Bumbacea of PwC said, “Whilst no sector seems a clear favorite for private equity, given that the relatively higher economic growth experienced during the second half of 2013 was not mirrored by similar growth in personal spending and consumption, one may expect business services and selected industrial sectors to be favored to some extent over sectors driven by consumer spending or highly dependent on consumer finance.”
“Expanding and gaining market share may still be the driving factors behind some portfolios’ bolt-on acquisitions, even in sectors that haven’t enjoyed impressive performances over the last few years,” she added.
Renewable energy has been an attractive sector for PE funds in the past few years, but the legal changes have “rocked the confidence of some” in the sector, according to the EI partner.
“We have in Poland a company that makes investments in wind, and at some point we had the idea of coming to Romania with that company, but at present it is on hold. That company is acquiring projects,” said Nacu.

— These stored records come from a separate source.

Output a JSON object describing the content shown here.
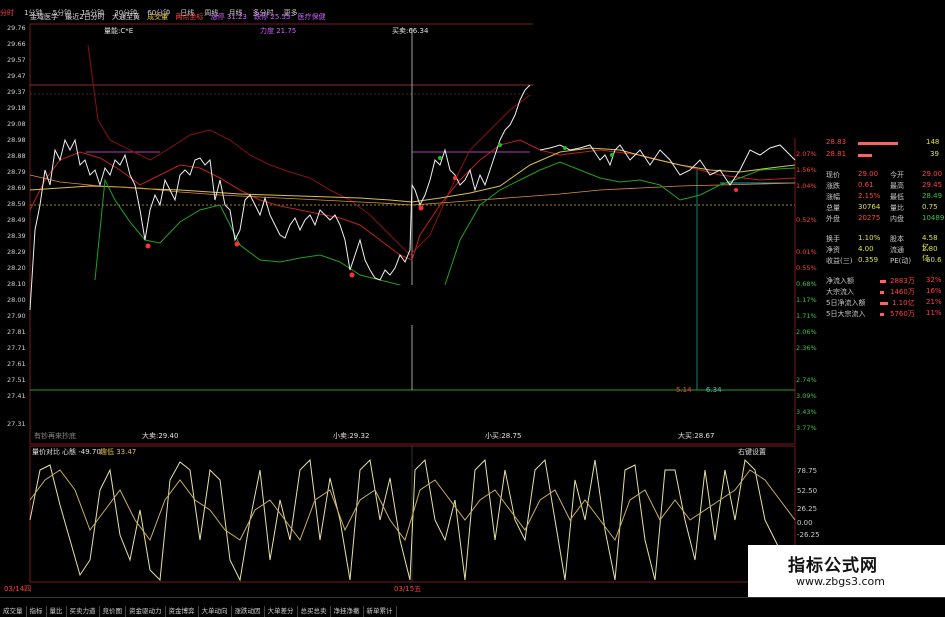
{
  "tabs": [
    "分时",
    "1分钟",
    "5分钟",
    "15分钟",
    "30分钟",
    "60分钟",
    "日线",
    "周线",
    "月线",
    "多分时",
    "更多"
  ],
  "info": {
    "name": "金域医学",
    "mode": "最近2日分时",
    "b1": "大通至黄",
    "b2": "成交量",
    "b3": "两点坐标",
    "b4": "涨停 31.23",
    "b5": "跌停 25.55",
    "b6": "医疗保健"
  },
  "chart_labels": {
    "liang": "量能:C*E",
    "lidu": "力度 21.75",
    "maimai": "买卖:66.34",
    "big_sell": "大卖:29.40",
    "small_sell": "小卖:29.32",
    "small_buy": "小买:28.75",
    "big_buy": "大买:28.67",
    "low_note": "有钞再来抄底",
    "v1": "6.34",
    "v2": "5.14"
  },
  "left_axis": [
    "29.76",
    "29.66",
    "29.57",
    "29.47",
    "29.37",
    "29.18",
    "29.08",
    "28.98",
    "28.88",
    "28.79",
    "28.69",
    "28.59",
    "28.49",
    "28.39",
    "28.29",
    "28.20",
    "28.10",
    "28.00",
    "27.90",
    "27.81",
    "27.71",
    "27.61",
    "27.51",
    "27.41",
    "27.31"
  ],
  "right_axis": [
    "2.07%",
    "1.56%",
    "1.04%",
    "0.52%",
    "0.01%",
    "0.55%",
    "0.68%",
    "1.17%",
    "1.71%",
    "2.06%",
    "2.36%",
    "2.74%",
    "3.09%",
    "3.43%",
    "3.77%"
  ],
  "lower_panel": {
    "title": "量价对比",
    "k1": "心態 -49.70",
    "k2": "趣低 33.47",
    "setting": "右键设置",
    "axis": [
      "78.75",
      "52.50",
      "26.25",
      "0.00",
      "-26.25"
    ],
    "date1": "03/14四",
    "date2": "03/15五"
  },
  "side": {
    "ask1_price": "28.83",
    "ask1_vol": "148",
    "bid1_price": "28.81",
    "bid1_vol": "39",
    "rows": [
      [
        "现价",
        "29.00",
        "今开",
        "29.00"
      ],
      [
        "涨跌",
        "0.61",
        "最高",
        "29.45"
      ],
      [
        "涨幅",
        "2.15%",
        "最低",
        "28.49"
      ],
      [
        "总量",
        "30764",
        "量比",
        "0.75"
      ],
      [
        "外盘",
        "20275",
        "内盘",
        "10489"
      ],
      [
        "换手",
        "1.10%",
        "股本",
        "4.58亿"
      ],
      [
        "净资",
        "4.00",
        "流通",
        "2.80亿"
      ],
      [
        "收益(三)",
        "0.359",
        "PE(动)",
        "60.6"
      ]
    ],
    "flows": [
      [
        "净流入额",
        "2883万",
        "32%"
      ],
      [
        "大宗流入",
        "1460万",
        "16%"
      ],
      [
        "5日净流入额",
        "1.10亿",
        "21%"
      ],
      [
        "5日大宗流入",
        "5760万",
        "11%"
      ]
    ]
  },
  "bottom_tabs": [
    "成交量",
    "指标",
    "量比",
    "买卖力道",
    "竞价图",
    "资金驱动力",
    "资金博弈",
    "大单动向",
    "涨跌动因",
    "大单差分",
    "总买总卖",
    "净挂净撤",
    "新单累计"
  ],
  "watermark": {
    "title": "指标公式网",
    "url": "www.zbgs3.com"
  },
  "colors": {
    "up": "#ff3030",
    "price": "#ffffff",
    "avg": "#e0c040",
    "green": "#20a020",
    "darkred": "#8a1010"
  }
}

The sector has attracted over EUR 5 billion in investments in the past four years. Large foreign utility firms have poured money into local projects, mainly wind, now in the red after the government deferred some green certificates through to 2017.
Nacu added that there are also opportunities in banking, but the deals are more complex because the central bank has to decide whether to let a PE fund become a shareholder in a lender.
“In recent years, there has been some reluctance in this area. The main motivation of the central bank was probably that investment funds by definition have limited funds over time, and that there probably needs to be unlimited availability to fund banks at some point,” said Nacu.
Local economy shaped by elections
Representatives of PE funds reckon the economy will grow by over 2 percent this year, but any estimate has to take into account the forthcoming elections. Romania is set to hold its ballot for the European Parliament in May and presidential elections will follow in November.
“The political instability currently unfolding and the uncertainty brought about by abrupt changes to the fiscal policy may yet again prove to be powerful deterrents for investors,” said Manda of Axxess Capital Partners.
Nacu of EI suggested that this year the government could focus on finding measures to stimulate not only domestic consumption, but economic growth. He added that the situation in the Euro zone greatly influences investors’ sentiment regarding Romania, which is heavily dependent on the bloc of nations, especially on exports.
Manda of Axxess Capital notes that the local economy relies on EU partners largely for cash inflows from exports and investments, and banking activity.
“Naturally, any worsening of the Euro zone situation sends ripples that, directly or indirectly, have an adverse effect on both the local economy and the local PE market. Last, but not least, let’s not forget that most of the financing that local PE funds raise comes directly from institutions that operate in the Euro zone. Fortunately, now, the Euro zone distress seems to have somewhat been brought under control and we do not expect any major negative developments in the near future,” said Manda.
The EC last week tipped the Euro zone economy to gain 1.2 percent this year.